Saturday, November 12, 2011

Apple Issues a Worldwide Recall for Some of the First-Generation iPod Nano's


iPod Nano Defective.jpg
Although it doesn't happen frequently, it does happen.  The law of averages states that if you do enough of a certain activity or manufacture enough of a product, you're bound to have a SNAFU eventually.
So those of you who are fighting through something like this in your life... whether it be in your personal, professional, or even in health care... remember it happens to everyone every once in a while... even the mighty Apple.
While I think we could all agree that Apple's quality control is pretty doggone good, the law of averages catches up to them on occasion.  The latest problem has affected the first generation iPod Nano.  I did a little research and this is what I found, directly from the Apple website.  If you have a defective device, this should pretty much be all you need to know.  However, even though the info below is a direct copy & paste of the page from the website, it never hurt to check with the source in case things have changed.
Here is what Apple has to say about it:

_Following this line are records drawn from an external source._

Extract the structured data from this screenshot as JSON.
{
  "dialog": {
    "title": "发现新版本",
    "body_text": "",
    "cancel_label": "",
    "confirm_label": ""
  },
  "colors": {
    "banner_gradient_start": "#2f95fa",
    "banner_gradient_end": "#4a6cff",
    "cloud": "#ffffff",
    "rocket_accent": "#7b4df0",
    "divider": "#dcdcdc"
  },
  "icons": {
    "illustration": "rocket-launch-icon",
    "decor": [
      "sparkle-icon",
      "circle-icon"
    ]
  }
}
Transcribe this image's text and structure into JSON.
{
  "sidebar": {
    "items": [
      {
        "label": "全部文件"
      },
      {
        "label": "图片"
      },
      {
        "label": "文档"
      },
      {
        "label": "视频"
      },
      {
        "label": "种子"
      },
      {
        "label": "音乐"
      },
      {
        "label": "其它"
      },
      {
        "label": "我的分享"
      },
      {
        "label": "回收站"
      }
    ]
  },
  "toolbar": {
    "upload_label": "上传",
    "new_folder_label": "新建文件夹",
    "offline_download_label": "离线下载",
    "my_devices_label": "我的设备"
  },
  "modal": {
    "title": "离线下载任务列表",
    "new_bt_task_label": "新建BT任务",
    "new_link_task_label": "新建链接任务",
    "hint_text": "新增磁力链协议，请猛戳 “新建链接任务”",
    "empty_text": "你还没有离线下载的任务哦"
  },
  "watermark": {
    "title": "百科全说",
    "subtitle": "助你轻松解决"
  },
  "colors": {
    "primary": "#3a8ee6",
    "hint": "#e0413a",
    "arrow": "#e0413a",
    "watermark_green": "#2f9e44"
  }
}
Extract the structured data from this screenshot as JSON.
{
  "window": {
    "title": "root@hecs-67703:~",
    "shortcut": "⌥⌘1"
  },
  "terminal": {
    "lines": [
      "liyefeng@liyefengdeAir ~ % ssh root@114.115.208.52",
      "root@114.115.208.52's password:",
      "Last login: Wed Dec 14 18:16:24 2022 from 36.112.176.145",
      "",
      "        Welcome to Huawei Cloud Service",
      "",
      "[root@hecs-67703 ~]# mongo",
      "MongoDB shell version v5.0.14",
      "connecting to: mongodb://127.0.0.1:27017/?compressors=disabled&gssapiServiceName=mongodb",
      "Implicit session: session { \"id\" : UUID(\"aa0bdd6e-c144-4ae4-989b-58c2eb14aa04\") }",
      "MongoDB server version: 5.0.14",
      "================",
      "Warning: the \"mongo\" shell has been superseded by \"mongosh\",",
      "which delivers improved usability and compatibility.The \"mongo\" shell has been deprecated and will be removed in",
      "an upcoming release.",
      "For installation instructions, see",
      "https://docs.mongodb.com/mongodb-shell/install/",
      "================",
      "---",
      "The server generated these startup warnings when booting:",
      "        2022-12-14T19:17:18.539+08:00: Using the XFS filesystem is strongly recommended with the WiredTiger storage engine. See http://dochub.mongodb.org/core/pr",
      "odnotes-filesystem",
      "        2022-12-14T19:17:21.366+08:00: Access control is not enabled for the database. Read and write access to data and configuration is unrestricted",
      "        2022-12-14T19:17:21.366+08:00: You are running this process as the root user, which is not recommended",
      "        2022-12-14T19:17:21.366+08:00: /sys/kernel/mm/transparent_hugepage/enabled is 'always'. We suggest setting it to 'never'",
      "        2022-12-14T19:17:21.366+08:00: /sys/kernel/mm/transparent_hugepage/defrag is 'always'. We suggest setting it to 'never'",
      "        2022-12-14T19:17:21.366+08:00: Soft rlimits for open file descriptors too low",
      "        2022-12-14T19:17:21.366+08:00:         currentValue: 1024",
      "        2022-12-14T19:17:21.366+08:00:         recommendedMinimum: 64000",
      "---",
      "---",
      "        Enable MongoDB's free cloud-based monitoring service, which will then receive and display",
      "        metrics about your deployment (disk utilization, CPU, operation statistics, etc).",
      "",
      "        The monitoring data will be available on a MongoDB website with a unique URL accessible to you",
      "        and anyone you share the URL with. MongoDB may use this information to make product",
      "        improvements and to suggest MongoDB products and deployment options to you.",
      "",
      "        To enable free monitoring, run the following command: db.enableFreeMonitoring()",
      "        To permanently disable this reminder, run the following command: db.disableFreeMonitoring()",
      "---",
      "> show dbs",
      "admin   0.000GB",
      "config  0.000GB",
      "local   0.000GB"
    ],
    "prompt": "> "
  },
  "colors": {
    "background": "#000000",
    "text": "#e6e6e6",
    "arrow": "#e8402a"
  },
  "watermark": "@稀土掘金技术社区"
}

Apple has determined that, in very rare cases, the battery in the iPod nano (1st generation) may overheat and pose a safety risk. Affected iPod nanos were sold between September 2005 and December 2006.

This issue has been traced to a single battery supplier that produced batteries with a manufacturing defect. While the possibility of an incident is rare, the likelihood increases as the battery ages.

Apple recommends that you stop using your iPod nano (1st gen) and follow the process noted below to order a replacement unit, free of charge.

Note: This battery issue is specific to the iPod nano (1st gen) and does not affect any other iPod.

You may order a replacement unit via the web. Click here to begin.

Your iPod nano serial number will be checked to verify that it is eligible for this program. You will receive a replacement unit approximately 6 weeks after we receive your current iPod nano (1st gen).

If you have a personalized iPod nano, you will receive a non-personalized replacement. Make sure to use iTunes to back up any data on your current iPod nano before sending it in for a replacement unit.

Identifying an iPod nano (1st gen):

  • It has a black or white plastic front and a silver metal back - later iPod nano models have a metal front and back. See images on this web page.

If you need assistance with placing an order, please visit an Apple Retail Store or an Apple Authorized Service Provider (AASP) and bring your iPod nano with you for serial number validation.

Your replacement iPod product is warranted to be free from defects for 90 days from the date of service.




  1. Thanks to say for posting this blog. We have to get new collection of news from your end. All the best for you best support. Keep updataing your blog. This is really nice job Web To Print Solutions

  2. FYI More than just the iPod Nano have been recalled. Find out if you qualify for a replacement iPod..Read about this here:

  3. FYI More than just the iPod Nano have been recalled. Find out if you qualify for a replacement iPod..Read about this here: